>>>
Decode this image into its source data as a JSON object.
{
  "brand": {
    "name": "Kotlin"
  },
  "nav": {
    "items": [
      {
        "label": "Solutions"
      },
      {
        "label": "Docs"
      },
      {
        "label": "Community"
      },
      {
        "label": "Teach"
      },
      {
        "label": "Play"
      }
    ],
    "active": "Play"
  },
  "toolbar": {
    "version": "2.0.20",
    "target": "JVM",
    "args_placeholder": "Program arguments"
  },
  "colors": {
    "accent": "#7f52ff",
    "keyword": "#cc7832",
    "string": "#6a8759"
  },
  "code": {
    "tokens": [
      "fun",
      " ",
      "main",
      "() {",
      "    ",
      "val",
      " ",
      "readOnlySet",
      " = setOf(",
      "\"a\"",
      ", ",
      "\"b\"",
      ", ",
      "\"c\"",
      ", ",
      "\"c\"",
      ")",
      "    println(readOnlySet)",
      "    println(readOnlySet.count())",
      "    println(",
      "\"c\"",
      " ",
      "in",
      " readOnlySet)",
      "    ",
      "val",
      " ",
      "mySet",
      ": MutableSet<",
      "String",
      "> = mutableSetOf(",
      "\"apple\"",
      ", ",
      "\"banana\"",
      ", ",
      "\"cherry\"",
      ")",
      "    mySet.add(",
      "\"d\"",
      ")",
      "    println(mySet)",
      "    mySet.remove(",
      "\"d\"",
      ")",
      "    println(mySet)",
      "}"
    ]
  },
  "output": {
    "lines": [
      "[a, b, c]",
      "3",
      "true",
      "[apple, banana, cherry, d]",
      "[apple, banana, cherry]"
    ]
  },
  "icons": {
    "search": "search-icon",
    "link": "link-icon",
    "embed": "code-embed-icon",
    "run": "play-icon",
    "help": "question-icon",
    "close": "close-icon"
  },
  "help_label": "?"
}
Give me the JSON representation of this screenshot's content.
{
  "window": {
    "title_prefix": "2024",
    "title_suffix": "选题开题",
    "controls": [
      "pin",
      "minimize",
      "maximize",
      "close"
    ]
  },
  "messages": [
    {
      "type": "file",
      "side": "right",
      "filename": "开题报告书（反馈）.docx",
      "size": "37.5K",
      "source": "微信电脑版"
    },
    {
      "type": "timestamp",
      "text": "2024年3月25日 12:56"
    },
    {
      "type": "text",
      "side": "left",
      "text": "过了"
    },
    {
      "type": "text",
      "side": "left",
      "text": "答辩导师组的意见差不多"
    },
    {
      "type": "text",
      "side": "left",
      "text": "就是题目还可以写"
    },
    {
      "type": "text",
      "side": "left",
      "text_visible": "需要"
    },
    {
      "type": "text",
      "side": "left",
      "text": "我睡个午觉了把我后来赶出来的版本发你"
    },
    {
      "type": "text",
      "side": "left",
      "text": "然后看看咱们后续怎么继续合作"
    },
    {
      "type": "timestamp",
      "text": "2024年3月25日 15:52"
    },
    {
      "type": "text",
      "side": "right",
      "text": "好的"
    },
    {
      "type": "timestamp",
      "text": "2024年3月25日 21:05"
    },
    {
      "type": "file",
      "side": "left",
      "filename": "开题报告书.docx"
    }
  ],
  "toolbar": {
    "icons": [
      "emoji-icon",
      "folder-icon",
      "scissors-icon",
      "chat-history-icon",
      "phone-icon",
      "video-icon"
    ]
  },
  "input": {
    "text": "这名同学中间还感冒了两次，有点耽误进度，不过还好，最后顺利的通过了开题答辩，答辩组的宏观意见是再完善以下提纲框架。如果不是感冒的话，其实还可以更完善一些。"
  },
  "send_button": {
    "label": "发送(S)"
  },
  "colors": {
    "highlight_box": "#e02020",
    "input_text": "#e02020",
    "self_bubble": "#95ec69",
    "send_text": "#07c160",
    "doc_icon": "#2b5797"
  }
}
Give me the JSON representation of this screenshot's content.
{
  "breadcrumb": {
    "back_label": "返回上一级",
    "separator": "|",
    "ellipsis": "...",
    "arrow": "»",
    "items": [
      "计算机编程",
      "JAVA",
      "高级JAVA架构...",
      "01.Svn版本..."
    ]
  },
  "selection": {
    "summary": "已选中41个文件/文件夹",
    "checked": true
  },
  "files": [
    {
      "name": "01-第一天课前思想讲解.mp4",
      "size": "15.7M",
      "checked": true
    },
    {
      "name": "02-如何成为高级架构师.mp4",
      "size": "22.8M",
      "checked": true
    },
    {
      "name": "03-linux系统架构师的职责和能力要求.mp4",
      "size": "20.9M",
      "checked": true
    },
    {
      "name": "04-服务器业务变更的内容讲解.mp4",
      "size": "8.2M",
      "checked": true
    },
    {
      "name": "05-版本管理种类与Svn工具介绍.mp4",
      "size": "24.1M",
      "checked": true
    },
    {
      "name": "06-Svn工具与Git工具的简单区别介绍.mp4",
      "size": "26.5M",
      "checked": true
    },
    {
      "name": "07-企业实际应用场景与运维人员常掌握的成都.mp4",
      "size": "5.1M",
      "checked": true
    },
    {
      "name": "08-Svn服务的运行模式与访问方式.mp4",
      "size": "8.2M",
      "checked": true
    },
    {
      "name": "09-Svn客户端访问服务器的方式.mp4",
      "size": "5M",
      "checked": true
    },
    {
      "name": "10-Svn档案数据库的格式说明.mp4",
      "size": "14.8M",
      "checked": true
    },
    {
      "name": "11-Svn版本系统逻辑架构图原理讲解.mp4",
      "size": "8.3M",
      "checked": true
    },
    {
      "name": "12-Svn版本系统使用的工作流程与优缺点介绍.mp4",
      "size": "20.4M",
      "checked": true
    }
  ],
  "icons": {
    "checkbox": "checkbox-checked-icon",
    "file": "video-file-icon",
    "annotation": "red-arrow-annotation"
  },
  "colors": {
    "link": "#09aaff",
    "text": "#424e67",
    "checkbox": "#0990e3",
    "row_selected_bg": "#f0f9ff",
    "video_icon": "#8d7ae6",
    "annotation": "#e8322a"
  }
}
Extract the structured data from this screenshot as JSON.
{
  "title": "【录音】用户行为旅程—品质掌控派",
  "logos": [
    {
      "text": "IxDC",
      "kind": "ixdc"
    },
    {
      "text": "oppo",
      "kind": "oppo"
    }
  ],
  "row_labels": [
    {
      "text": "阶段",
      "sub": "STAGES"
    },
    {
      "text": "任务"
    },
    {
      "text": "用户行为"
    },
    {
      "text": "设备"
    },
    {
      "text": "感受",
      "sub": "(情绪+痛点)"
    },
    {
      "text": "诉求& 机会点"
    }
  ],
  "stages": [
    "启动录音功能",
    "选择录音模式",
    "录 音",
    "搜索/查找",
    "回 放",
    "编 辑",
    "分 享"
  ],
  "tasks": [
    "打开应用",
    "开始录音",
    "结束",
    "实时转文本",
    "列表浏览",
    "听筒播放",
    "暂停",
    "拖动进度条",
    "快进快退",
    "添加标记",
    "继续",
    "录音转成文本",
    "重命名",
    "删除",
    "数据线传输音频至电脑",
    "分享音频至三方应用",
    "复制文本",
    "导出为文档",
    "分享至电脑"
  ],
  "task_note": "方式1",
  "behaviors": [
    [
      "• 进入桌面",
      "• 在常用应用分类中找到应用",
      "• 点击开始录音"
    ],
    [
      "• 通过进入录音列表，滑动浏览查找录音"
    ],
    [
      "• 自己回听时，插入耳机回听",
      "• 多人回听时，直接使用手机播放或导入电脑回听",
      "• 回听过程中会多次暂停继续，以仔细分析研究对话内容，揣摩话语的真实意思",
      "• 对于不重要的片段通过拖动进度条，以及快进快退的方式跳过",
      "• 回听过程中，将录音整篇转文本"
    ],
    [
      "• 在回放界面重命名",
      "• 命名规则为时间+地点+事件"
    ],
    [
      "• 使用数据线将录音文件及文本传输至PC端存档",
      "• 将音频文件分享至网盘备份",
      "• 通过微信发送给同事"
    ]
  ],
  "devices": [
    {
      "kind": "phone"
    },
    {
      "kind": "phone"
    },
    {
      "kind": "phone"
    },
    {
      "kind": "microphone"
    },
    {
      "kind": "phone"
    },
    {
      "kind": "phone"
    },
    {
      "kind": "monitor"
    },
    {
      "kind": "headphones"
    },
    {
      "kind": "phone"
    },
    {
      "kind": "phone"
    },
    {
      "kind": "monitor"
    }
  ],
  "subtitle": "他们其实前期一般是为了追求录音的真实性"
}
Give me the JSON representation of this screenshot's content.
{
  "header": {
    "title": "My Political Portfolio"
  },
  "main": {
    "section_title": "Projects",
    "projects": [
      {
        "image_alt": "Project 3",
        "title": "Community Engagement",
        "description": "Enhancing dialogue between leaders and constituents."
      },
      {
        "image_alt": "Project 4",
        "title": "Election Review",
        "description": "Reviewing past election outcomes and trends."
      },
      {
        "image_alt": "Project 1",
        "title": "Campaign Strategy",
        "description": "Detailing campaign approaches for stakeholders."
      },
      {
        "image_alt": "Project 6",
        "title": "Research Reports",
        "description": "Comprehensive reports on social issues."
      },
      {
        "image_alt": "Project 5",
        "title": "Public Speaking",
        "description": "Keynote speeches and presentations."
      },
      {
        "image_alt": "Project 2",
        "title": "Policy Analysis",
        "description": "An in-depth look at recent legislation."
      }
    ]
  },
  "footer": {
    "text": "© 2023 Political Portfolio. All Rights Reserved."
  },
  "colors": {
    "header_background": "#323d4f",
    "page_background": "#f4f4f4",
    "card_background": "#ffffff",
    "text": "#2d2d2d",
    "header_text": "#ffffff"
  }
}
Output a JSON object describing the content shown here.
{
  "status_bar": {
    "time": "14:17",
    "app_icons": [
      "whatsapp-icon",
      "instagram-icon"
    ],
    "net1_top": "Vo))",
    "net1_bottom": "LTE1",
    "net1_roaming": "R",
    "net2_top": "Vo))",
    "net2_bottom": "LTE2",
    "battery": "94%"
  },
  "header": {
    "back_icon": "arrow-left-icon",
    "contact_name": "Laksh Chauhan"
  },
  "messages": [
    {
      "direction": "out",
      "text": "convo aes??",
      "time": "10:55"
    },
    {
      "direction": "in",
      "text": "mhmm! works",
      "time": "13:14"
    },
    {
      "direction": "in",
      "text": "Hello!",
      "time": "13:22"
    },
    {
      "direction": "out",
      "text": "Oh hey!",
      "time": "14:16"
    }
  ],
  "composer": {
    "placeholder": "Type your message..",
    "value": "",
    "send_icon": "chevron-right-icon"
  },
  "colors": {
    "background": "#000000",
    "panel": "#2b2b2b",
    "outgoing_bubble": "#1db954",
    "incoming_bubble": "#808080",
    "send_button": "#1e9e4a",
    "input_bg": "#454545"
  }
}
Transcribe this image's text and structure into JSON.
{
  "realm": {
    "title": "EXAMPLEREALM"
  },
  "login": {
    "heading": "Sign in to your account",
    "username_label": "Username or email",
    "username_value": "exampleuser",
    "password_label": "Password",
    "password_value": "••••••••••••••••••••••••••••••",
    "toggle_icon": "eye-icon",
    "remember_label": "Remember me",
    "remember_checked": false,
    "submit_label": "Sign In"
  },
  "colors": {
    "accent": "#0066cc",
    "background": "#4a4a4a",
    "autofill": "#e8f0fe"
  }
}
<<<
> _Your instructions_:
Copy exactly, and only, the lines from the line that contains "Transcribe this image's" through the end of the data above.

> _Output for this exercise_:
Transcribe this image's text and structure into JSON.
{
  "realm": {
    "title": "EXAMPLEREALM"
  },
  "login": {
    "heading": "Sign in to your account",
    "username_label": "Username or email",
    "username_value": "exampleuser",
    "password_label": "Password",
    "password_value": "••••••••••••••••••••••••••••••",
    "toggle_icon": "eye-icon",
    "remember_label": "Remember me",
    "remember_checked": false,
    "submit_label": "Sign In"
  },
  "colors": {
    "accent": "#0066cc",
    "background": "#4a4a4a",
    "autofill": "#e8f0fe"
  }
}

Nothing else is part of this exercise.